In this scenario, the individual’s responsibility is not totally eliminated. Nevertheless, the charges are framed within the proper context. Instead of going to jail, the individual may be sentenced to therapy with a licensed mental health professional.
There are circumstances in which a person may be unable to comprehend the extent of their actions. For example, a person with a serious cognitive and developmental condition may be unable to determine whether their actions can cause harm.
For example, a person suffering from a developmental condition cannot fully understand that stealing is wrong. The person is tricked into committing a robbery. However, the individual does not comprehend that their actions constitute a crime.
In this scenario, the charged party does not have the competency to stand trial because they are unable to understand the charges or comprehend the nature of criminal proceedings. While the circumstances do not preclude their responsibility, the individual may be sentenced to care and treatment at a mental care facility.
Please note that a mental health condition defense depends on rigorous testing and evaluation by court-appointed mental health professionals. Therefore, retaining the services of an attorney experienced in mental health defense is a crucial component of this strategy.

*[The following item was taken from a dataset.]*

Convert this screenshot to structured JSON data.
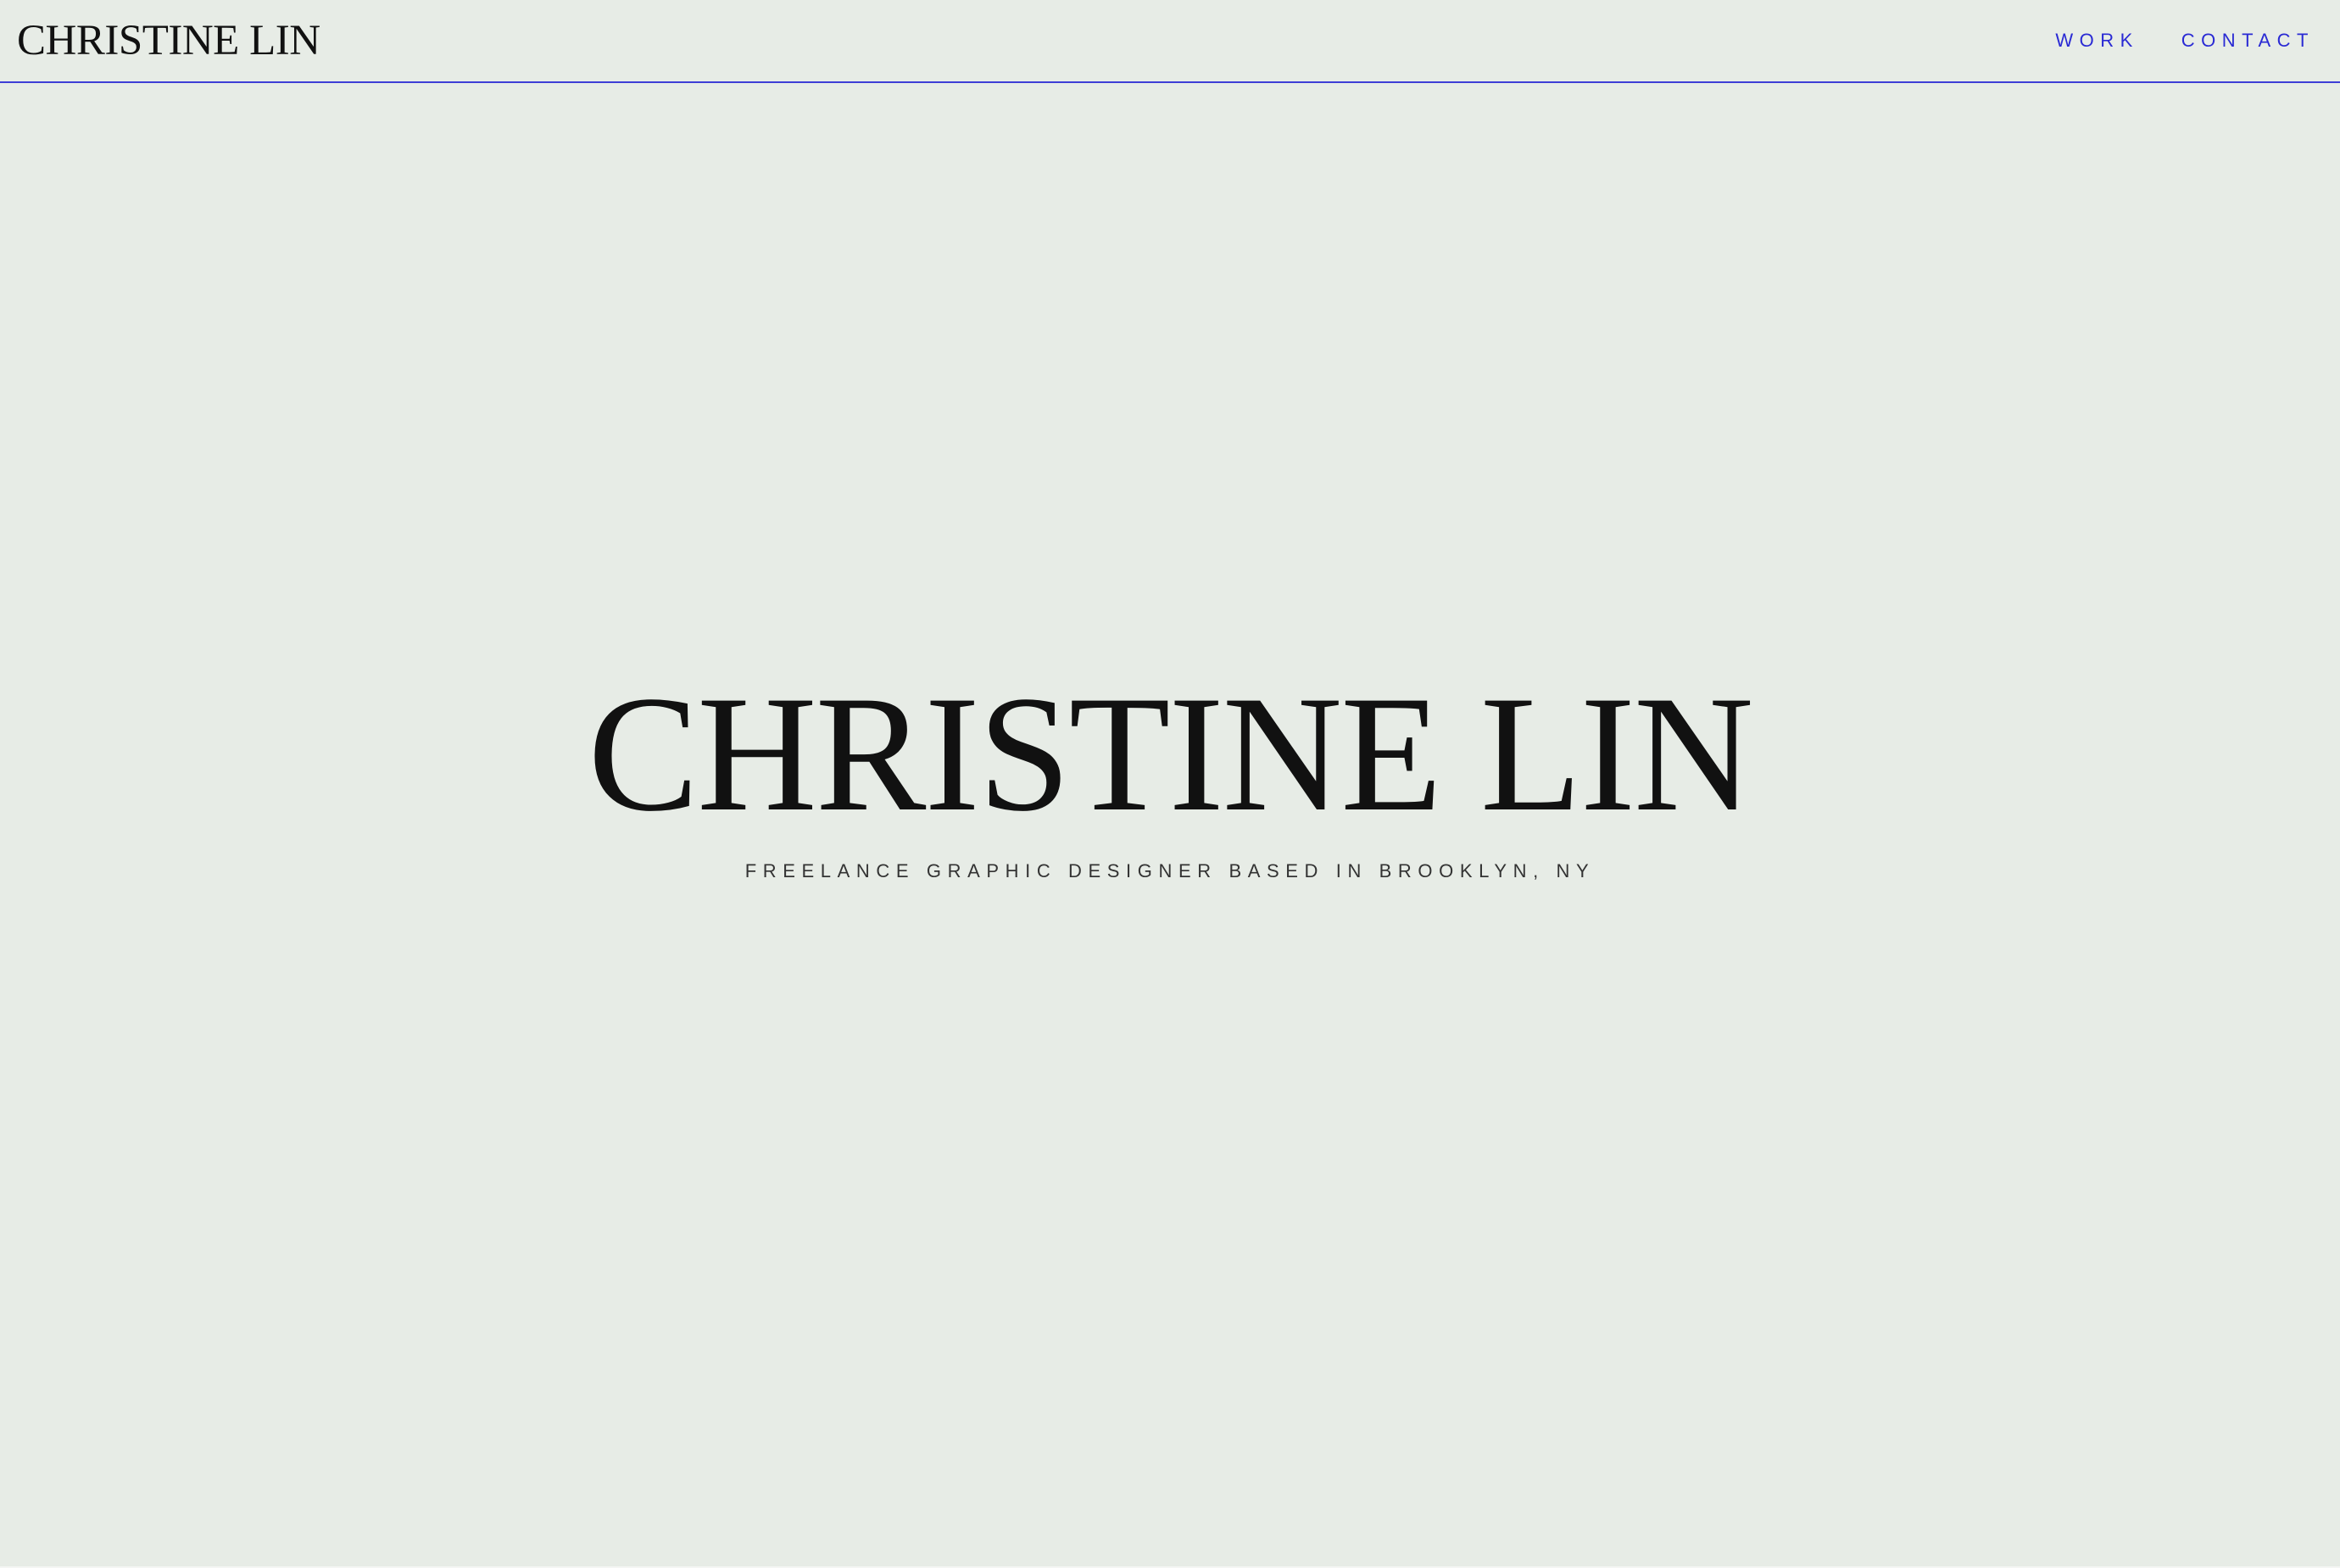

Proving a Mental Health Claim
The basis for proving a mental health claim depends on various factors.
Thorough testing and evaluation
Expert opinion and testimony corroborating mental competency
Local legislation allowing mental health as a defense
The extent of the crimes
The individual’s motives, or lack thereof
The circumstances surrounding the criminal actions
Please bear in mind that proving a mental health claim is not a quick or inexpensive process. The defense needs to hire its own team of experts to evaluate the individual and refute any counterarguments from court-appointed mental health professionals.
Sentencing & the Rights of Prisoners With Mental Health Disorders
Depending on the severity of crimes, prisoners with mental health disorders may be sentenced to a mental health facility instead of a state or federal prison.
Additionally, prisoners sentenced to a state or federal prison must receive careful attention to ensure their well-being. Prisoners with severe mental health disorders, making them prone to violence, may be isolated to protect other inmates.
Above all, a mental health or insanity defense must ensure the charged individual’s rights are protected, especially if the individual is unable to take care of themselves fully.
Speak With an Experienced Attorney
As the leading attorney of Richman Law Office LLC, I strive to put my knowledge and experience to work for my clients. I believe in providing high-quality legal advice to those who need it most. If you’re considering a mental health defense, reach out to my firm today to take the first step in protecting your right to a fair defense.